WHAT THIS TASK INVOLVES:
Omit the pictures, please, and give each record below again exactly.

AVAILABLE RECORDS:
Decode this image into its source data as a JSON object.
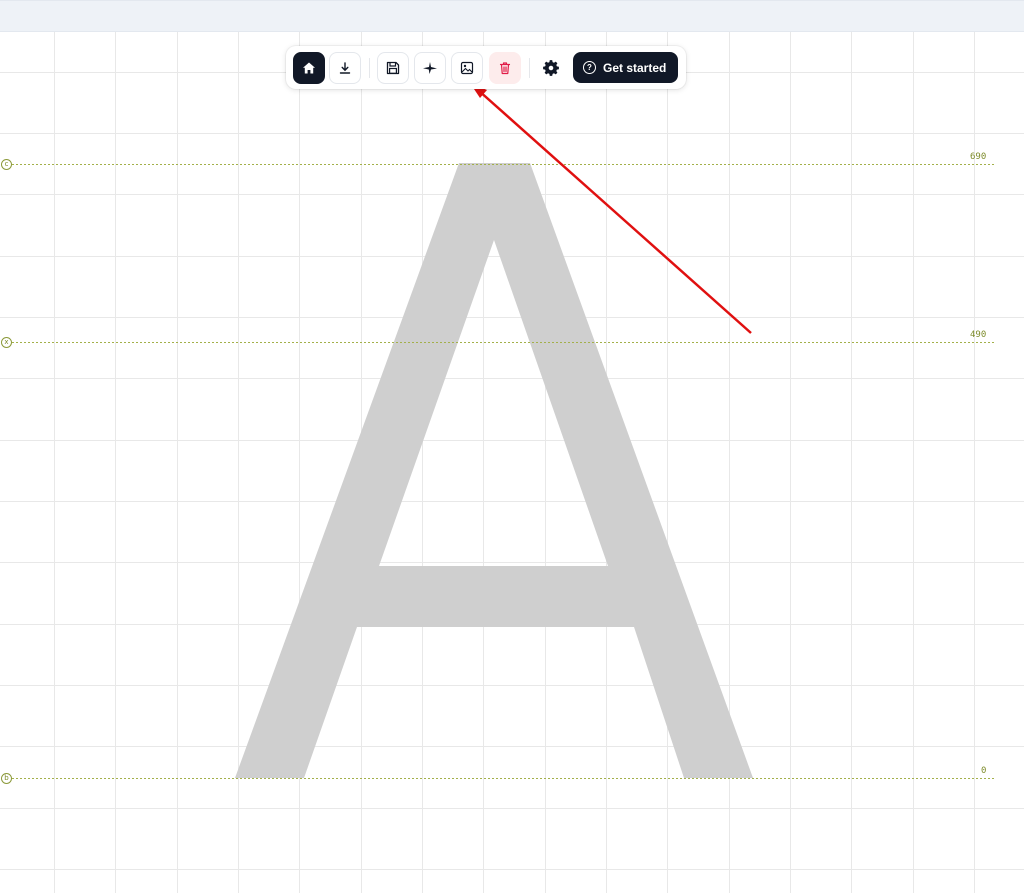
{
  "toolbar": {
    "buttons": [
      {
        "name": "home",
        "icon": "home-icon"
      },
      {
        "name": "download",
        "icon": "download-icon"
      },
      {
        "name": "save",
        "icon": "save-icon"
      },
      {
        "name": "sparkle",
        "icon": "sparkle-icon"
      },
      {
        "name": "image",
        "icon": "image-icon"
      },
      {
        "name": "delete",
        "icon": "trash-icon"
      },
      {
        "name": "settings",
        "icon": "gear-icon"
      }
    ],
    "cta_label": "Get started",
    "cta_icon": "help-circle-icon"
  },
  "glyph": {
    "character": "A",
    "fill": "#cfcfcf"
  },
  "metrics": [
    {
      "badge": "c",
      "value": "690"
    },
    {
      "badge": "x",
      "value": "490"
    },
    {
      "badge": "b",
      "value": "0"
    }
  ],
  "colors": {
    "accent": "#111827",
    "metric_line": "#a3b04a",
    "danger": "#e11d48",
    "annotation_arrow": "#e01010",
    "grid": "#e8e8e8"
  }
}
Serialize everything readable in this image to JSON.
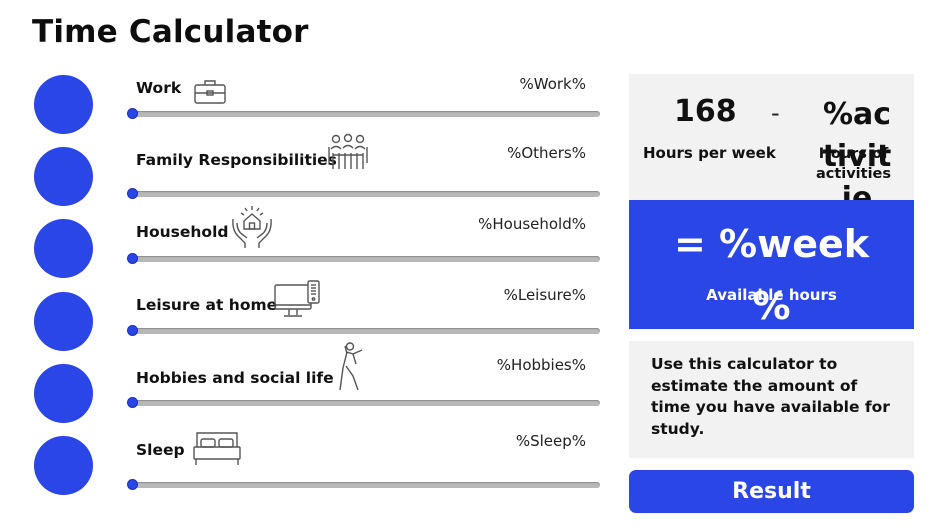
{
  "title": "Time Calculator",
  "accent_color": "#2b46e6",
  "activities": [
    {
      "label": "Work",
      "variable": "%Work%",
      "icon": "briefcase-icon",
      "value": 0
    },
    {
      "label": "Family Responsibilities",
      "variable": "%Others%",
      "icon": "family-icon",
      "value": 0
    },
    {
      "label": "Household",
      "variable": "%Household%",
      "icon": "house-in-hands-icon",
      "value": 0
    },
    {
      "label": "Leisure at home",
      "variable": "%Leisure%",
      "icon": "computer-icon",
      "value": 0
    },
    {
      "label": "Hobbies and social life",
      "variable": "%Hobbies%",
      "icon": "walking-person-icon",
      "value": 0
    },
    {
      "label": "Sleep",
      "variable": "%Sleep%",
      "icon": "bed-icon",
      "value": 0
    }
  ],
  "summary": {
    "hours_per_week_value": "168",
    "hours_per_week_label": "Hours per week",
    "minus": "-",
    "activities_value": "%activities%",
    "activities_label": "Hours of activities",
    "week_value": "= %week",
    "week_value_cont": "%",
    "available_label": "Available hours"
  },
  "info_text": "Use this calculator to estimate the amount of time you have available for study.",
  "result_button": "Result"
}
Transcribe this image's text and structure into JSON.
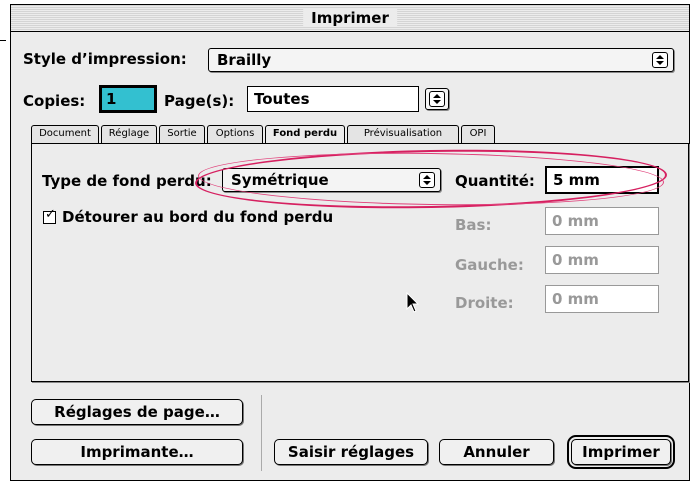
{
  "window": {
    "title": "Imprimer"
  },
  "print_style": {
    "label": "Style d’impression:",
    "value": "Brailly"
  },
  "copies": {
    "label": "Copies:",
    "value": "1"
  },
  "pages": {
    "label": "Page(s):",
    "value": "Toutes"
  },
  "tabs": [
    "Document",
    "Réglage",
    "Sortie",
    "Options",
    "Fond perdu",
    "Prévisualisation",
    "OPI"
  ],
  "active_tab": "Fond perdu",
  "bleed": {
    "type_label": "Type de fond perdu:",
    "type_value": "Symétrique",
    "quantity_label": "Quantité:",
    "quantity_value": "5 mm",
    "clip_label": "Détourer au bord du fond perdu",
    "clip_checked": true,
    "bottom_label": "Bas:",
    "bottom_value": "0 mm",
    "left_label": "Gauche:",
    "left_value": "0 mm",
    "right_label": "Droite:",
    "right_value": "0 mm"
  },
  "buttons": {
    "page_setup": "Réglages de page…",
    "printer": "Imprimante…",
    "capture": "Saisir réglages",
    "cancel": "Annuler",
    "print": "Imprimer"
  },
  "colors": {
    "highlight": "#d62060",
    "copies_field": "#33c0d0"
  }
}
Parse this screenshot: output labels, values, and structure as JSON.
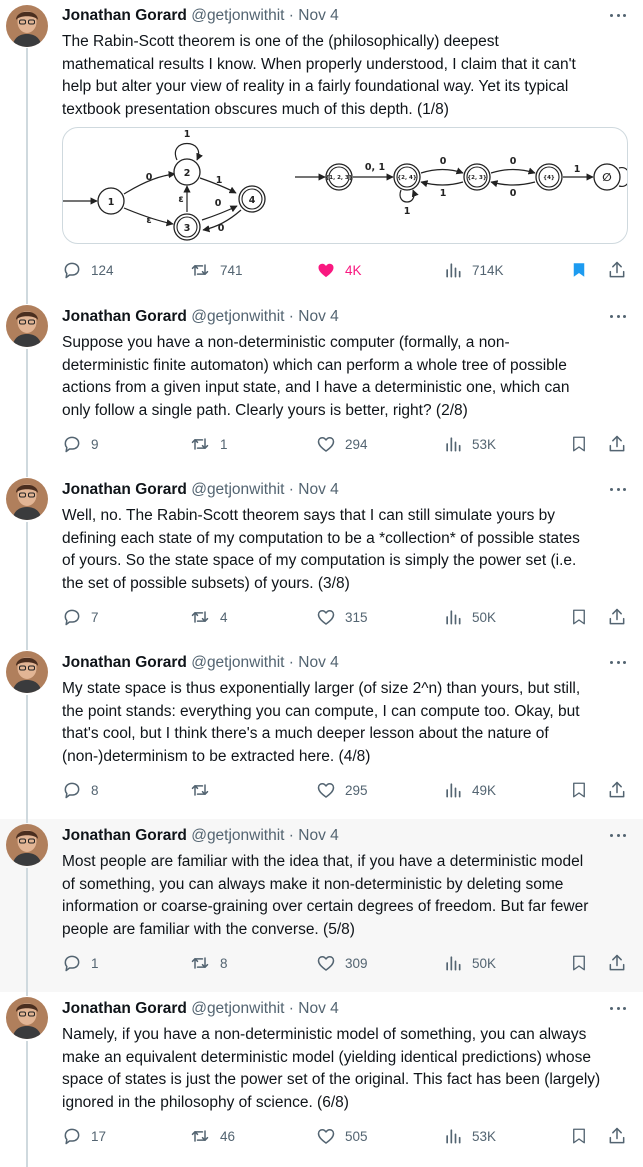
{
  "author": {
    "name": "Jonathan Gorard",
    "handle": "@getjonwithit",
    "date": "Nov 4"
  },
  "tweets": [
    {
      "text": "The Rabin-Scott theorem is one of the (philosophically) deepest\nmathematical results I know. When properly understood, I claim that it can't\nhelp but alter your view of reality in a fairly foundational way. Yet its typical\ntextbook presentation obscures much of this depth. (1/8)",
      "replies": "124",
      "retweets": "741",
      "likes": "4K",
      "views": "714K",
      "liked": true,
      "bookmarked": true
    },
    {
      "text": "Suppose you have a non-deterministic computer (formally, a non-\ndeterministic finite automaton) which can perform a whole tree of possible\nactions from a given input state, and I have a deterministic one, which can\nonly follow a single path. Clearly yours is better, right? (2/8)",
      "replies": "9",
      "retweets": "1",
      "likes": "294",
      "views": "53K",
      "liked": false,
      "bookmarked": false
    },
    {
      "text": "Well, no. The Rabin-Scott theorem says that I can still simulate yours by\ndefining each state of my computation to be a *collection* of possible states\nof yours. So the state space of my computation is simply the power set (i.e.\nthe set of possible subsets) of yours. (3/8)",
      "replies": "7",
      "retweets": "4",
      "likes": "315",
      "views": "50K",
      "liked": false,
      "bookmarked": false
    },
    {
      "text": "My state space is thus exponentially larger (of size 2^n) than yours, but still,\nthe point stands: everything you can compute, I can compute too. Okay, but\nthat's cool, but I think there's a much deeper lesson about the nature of\n(non-)determinism to be extracted here. (4/8)",
      "replies": "8",
      "retweets": "",
      "likes": "295",
      "views": "49K",
      "liked": false,
      "bookmarked": false
    },
    {
      "text": "Most people are familiar with the idea that, if you have a deterministic model\nof something, you can always make it non-deterministic by deleting some\ninformation or coarse-graining over certain degrees of freedom. But far fewer\npeople are familiar with the converse. (5/8)",
      "replies": "1",
      "retweets": "8",
      "likes": "309",
      "views": "50K",
      "liked": false,
      "bookmarked": false
    },
    {
      "text": "Namely, if you have a non-deterministic model of something, you can always\nmake an equivalent deterministic model (yielding identical predictions) whose\nspace of states is just the power set of the original. This fact has been (largely)\nignored in the philosophy of science. (6/8)",
      "replies": "17",
      "retweets": "46",
      "likes": "505",
      "views": "53K",
      "liked": false,
      "bookmarked": false
    }
  ],
  "diagram": {
    "nfa": {
      "states": [
        "1",
        "2",
        "3",
        "4"
      ],
      "edge_labels": [
        "0",
        "1",
        "1",
        "ε",
        "ε",
        "0",
        "0"
      ]
    },
    "dfa": {
      "states": [
        "{1, 2, 3}",
        "{2, 4}",
        "{2, 3}",
        "{4}",
        "∅"
      ],
      "edge_labels": [
        "0, 1",
        "0",
        "1",
        "0",
        "0",
        "1",
        "1"
      ]
    }
  },
  "colors": {
    "text": "#0f1419",
    "muted": "#536471",
    "like_pink": "#f91880",
    "bookmark_blue": "#1d9bf0",
    "border": "#cfd9de",
    "highlight_bg": "#f7f7f7"
  },
  "icons": [
    "reply-icon",
    "retweet-icon",
    "like-icon",
    "views-icon",
    "bookmark-icon",
    "share-icon",
    "more-icon"
  ]
}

WRITTEN RESPONSE:
Decode this image into its source data as a JSON object.
{
  "toolbar": {
    "buttons": [
      {
        "name": "home",
        "icon": "home-icon"
      },
      {
        "name": "download",
        "icon": "download-icon"
      },
      {
        "name": "save",
        "icon": "save-icon"
      },
      {
        "name": "sparkle",
        "icon": "sparkle-icon"
      },
      {
        "name": "image",
        "icon": "image-icon"
      },
      {
        "name": "delete",
        "icon": "trash-icon"
      },
      {
        "name": "settings",
        "icon": "gear-icon"
      }
    ],
    "cta_label": "Get started",
    "cta_icon": "help-circle-icon"
  },
  "glyph": {
    "character": "A",
    "fill": "#cfcfcf"
  },
  "metrics": [
    {
      "badge": "c",
      "value": "690"
    },
    {
      "badge": "x",
      "value": "490"
    },
    {
      "badge": "b",
      "value": "0"
    }
  ],
  "colors": {
    "accent": "#111827",
    "metric_line": "#a3b04a",
    "danger": "#e11d48",
    "annotation_arrow": "#e01010",
    "grid": "#e8e8e8"
  }
}
Serialize everything readable in this image to JSON.
{
  "title": "Time Calculator",
  "accent_color": "#2b46e6",
  "activities": [
    {
      "label": "Work",
      "variable": "%Work%",
      "icon": "briefcase-icon",
      "value": 0
    },
    {
      "label": "Family Responsibilities",
      "variable": "%Others%",
      "icon": "family-icon",
      "value": 0
    },
    {
      "label": "Household",
      "variable": "%Household%",
      "icon": "house-in-hands-icon",
      "value": 0
    },
    {
      "label": "Leisure at home",
      "variable": "%Leisure%",
      "icon": "computer-icon",
      "value": 0
    },
    {
      "label": "Hobbies and social life",
      "variable": "%Hobbies%",
      "icon": "walking-person-icon",
      "value": 0
    },
    {
      "label": "Sleep",
      "variable": "%Sleep%",
      "icon": "bed-icon",
      "value": 0
    }
  ],
  "summary": {
    "hours_per_week_value": "168",
    "hours_per_week_label": "Hours per week",
    "minus": "-",
    "activities_value": "%activities%",
    "activities_label": "Hours of activities",
    "week_value": "= %week",
    "week_value_cont": "%",
    "available_label": "Available hours"
  },
  "info_text": "Use this calculator to estimate the amount of time you have available for study.",
  "result_button": "Result"
}
Transcribe this image's text and structure into JSON.
{
  "window": {
    "title": "Imprimer"
  },
  "print_style": {
    "label": "Style d’impression:",
    "value": "Brailly"
  },
  "copies": {
    "label": "Copies:",
    "value": "1"
  },
  "pages": {
    "label": "Page(s):",
    "value": "Toutes"
  },
  "tabs": [
    "Document",
    "Réglage",
    "Sortie",
    "Options",
    "Fond perdu",
    "Prévisualisation",
    "OPI"
  ],
  "active_tab": "Fond perdu",
  "bleed": {
    "type_label": "Type de fond perdu:",
    "type_value": "Symétrique",
    "quantity_label": "Quantité:",
    "quantity_value": "5 mm",
    "clip_label": "Détourer au bord du fond perdu",
    "clip_checked": true,
    "bottom_label": "Bas:",
    "bottom_value": "0 mm",
    "left_label": "Gauche:",
    "left_value": "0 mm",
    "right_label": "Droite:",
    "right_value": "0 mm"
  },
  "buttons": {
    "page_setup": "Réglages de page…",
    "printer": "Imprimante…",
    "capture": "Saisir réglages",
    "cancel": "Annuler",
    "print": "Imprimer"
  },
  "colors": {
    "highlight": "#d62060",
    "copies_field": "#33c0d0"
  }
}
Parse this screenshot: output labels, values, and structure as JSON.
{
  "author": {
    "name": "Jonathan Gorard",
    "handle": "@getjonwithit",
    "date": "Nov 4"
  },
  "tweets": [
    {
      "text": "The Rabin-Scott theorem is one of the (philosophically) deepest\nmathematical results I know. When properly understood, I claim that it can't\nhelp but alter your view of reality in a fairly foundational way. Yet its typical\ntextbook presentation obscures much of this depth. (1/8)",
      "replies": "124",
      "retweets": "741",
      "likes": "4K",
      "views": "714K",
      "liked": true,
      "bookmarked": true
    },
    {
      "text": "Suppose you have a non-deterministic computer (formally, a non-\ndeterministic finite automaton) which can perform a whole tree of possible\nactions from a given input state, and I have a deterministic one, which can\nonly follow a single path. Clearly yours is better, right? (2/8)",
      "replies": "9",
      "retweets": "1",
      "likes": "294",
      "views": "53K",
      "liked": false,
      "bookmarked": false
    },
    {
      "text": "Well, no. The Rabin-Scott theorem says that I can still simulate yours by\ndefining each state of my computation to be a *collection* of possible states\nof yours. So the state space of my computation is simply the power set (i.e.\nthe set of possible subsets) of yours. (3/8)",
      "replies": "7",
      "retweets": "4",
      "likes": "315",
      "views": "50K",
      "liked": false,
      "bookmarked": false
    },
    {
      "text": "My state space is thus exponentially larger (of size 2^n) than yours, but still,\nthe point stands: everything you can compute, I can compute too. Okay, but\nthat's cool, but I think there's a much deeper lesson about the nature of\n(non-)determinism to be extracted here. (4/8)",
      "replies": "8",
      "retweets": "",
      "likes": "295",
      "views": "49K",
      "liked": false,
      "bookmarked": false
    },
    {
      "text": "Most people are familiar with the idea that, if you have a deterministic model\nof something, you can always make it non-deterministic by deleting some\ninformation or coarse-graining over certain degrees of freedom. But far fewer\npeople are familiar with the converse. (5/8)",
      "replies": "1",
      "retweets": "8",
      "likes": "309",
      "views": "50K",
      "liked": false,
      "bookmarked": false
    },
    {
      "text": "Namely, if you have a non-deterministic model of something, you can always\nmake an equivalent deterministic model (yielding identical predictions) whose\nspace of states is just the power set of the original. This fact has been (largely)\nignored in the philosophy of science. (6/8)",
      "replies": "17",
      "retweets": "46",
      "likes": "505",
      "views": "53K",
      "liked": false,
      "bookmarked": false
    }
  ],
  "diagram": {
    "nfa": {
      "states": [
        "1",
        "2",
        "3",
        "4"
      ],
      "edge_labels": [
        "0",
        "1",
        "1",
        "ε",
        "ε",
        "0",
        "0"
      ]
    },
    "dfa": {
      "states": [
        "{1, 2, 3}",
        "{2, 4}",
        "{2, 3}",
        "{4}",
        "∅"
      ],
      "edge_labels": [
        "0, 1",
        "0",
        "1",
        "0",
        "0",
        "1",
        "1"
      ]
    }
  },
  "colors": {
    "text": "#0f1419",
    "muted": "#536471",
    "like_pink": "#f91880",
    "bookmark_blue": "#1d9bf0",
    "border": "#cfd9de",
    "highlight_bg": "#f7f7f7"
  },
  "icons": [
    "reply-icon",
    "retweet-icon",
    "like-icon",
    "views-icon",
    "bookmark-icon",
    "share-icon",
    "more-icon"
  ]
}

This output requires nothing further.